**What to do:**
Please print every record below exactly as it reads.

• • •

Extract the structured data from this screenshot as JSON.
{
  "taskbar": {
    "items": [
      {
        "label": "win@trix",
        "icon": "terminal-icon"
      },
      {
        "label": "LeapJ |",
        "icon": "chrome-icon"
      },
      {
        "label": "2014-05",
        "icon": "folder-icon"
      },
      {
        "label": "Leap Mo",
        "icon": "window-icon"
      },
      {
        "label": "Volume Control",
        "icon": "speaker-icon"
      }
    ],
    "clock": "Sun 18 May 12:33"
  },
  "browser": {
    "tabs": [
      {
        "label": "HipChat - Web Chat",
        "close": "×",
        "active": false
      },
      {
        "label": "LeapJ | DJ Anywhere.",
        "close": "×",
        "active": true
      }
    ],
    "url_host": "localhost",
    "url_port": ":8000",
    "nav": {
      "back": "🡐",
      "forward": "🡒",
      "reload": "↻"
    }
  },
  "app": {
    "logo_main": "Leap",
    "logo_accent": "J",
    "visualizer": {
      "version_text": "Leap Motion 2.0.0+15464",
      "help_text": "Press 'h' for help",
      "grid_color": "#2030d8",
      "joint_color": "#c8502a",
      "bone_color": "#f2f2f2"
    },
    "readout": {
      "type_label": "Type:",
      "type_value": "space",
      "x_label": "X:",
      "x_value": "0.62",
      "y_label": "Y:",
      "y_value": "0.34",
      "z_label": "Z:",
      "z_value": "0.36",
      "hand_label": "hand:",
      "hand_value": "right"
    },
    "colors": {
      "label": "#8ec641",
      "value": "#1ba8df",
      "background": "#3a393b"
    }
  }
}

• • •

**Your response:**
Extract the structured data from this screenshot as JSON.
{
  "taskbar": {
    "items": [
      {
        "label": "win@trix",
        "icon": "terminal-icon"
      },
      {
        "label": "LeapJ |",
        "icon": "chrome-icon"
      },
      {
        "label": "2014-05",
        "icon": "folder-icon"
      },
      {
        "label": "Leap Mo",
        "icon": "window-icon"
      },
      {
        "label": "Volume Control",
        "icon": "speaker-icon"
      }
    ],
    "clock": "Sun 18 May 12:33"
  },
  "browser": {
    "tabs": [
      {
        "label": "HipChat - Web Chat",
        "close": "×",
        "active": false
      },
      {
        "label": "LeapJ | DJ Anywhere.",
        "close": "×",
        "active": true
      }
    ],
    "url_host": "localhost",
    "url_port": ":8000",
    "nav": {
      "back": "🡐",
      "forward": "🡒",
      "reload": "↻"
    }
  },
  "app": {
    "logo_main": "Leap",
    "logo_accent": "J",
    "visualizer": {
      "version_text": "Leap Motion 2.0.0+15464",
      "help_text": "Press 'h' for help",
      "grid_color": "#2030d8",
      "joint_color": "#c8502a",
      "bone_color": "#f2f2f2"
    },
    "readout": {
      "type_label": "Type:",
      "type_value": "space",
      "x_label": "X:",
      "x_value": "0.62",
      "y_label": "Y:",
      "y_value": "0.34",
      "z_label": "Z:",
      "z_value": "0.36",
      "hand_label": "hand:",
      "hand_value": "right"
    },
    "colors": {
      "label": "#8ec641",
      "value": "#1ba8df",
      "background": "#3a393b"
    }
  }
}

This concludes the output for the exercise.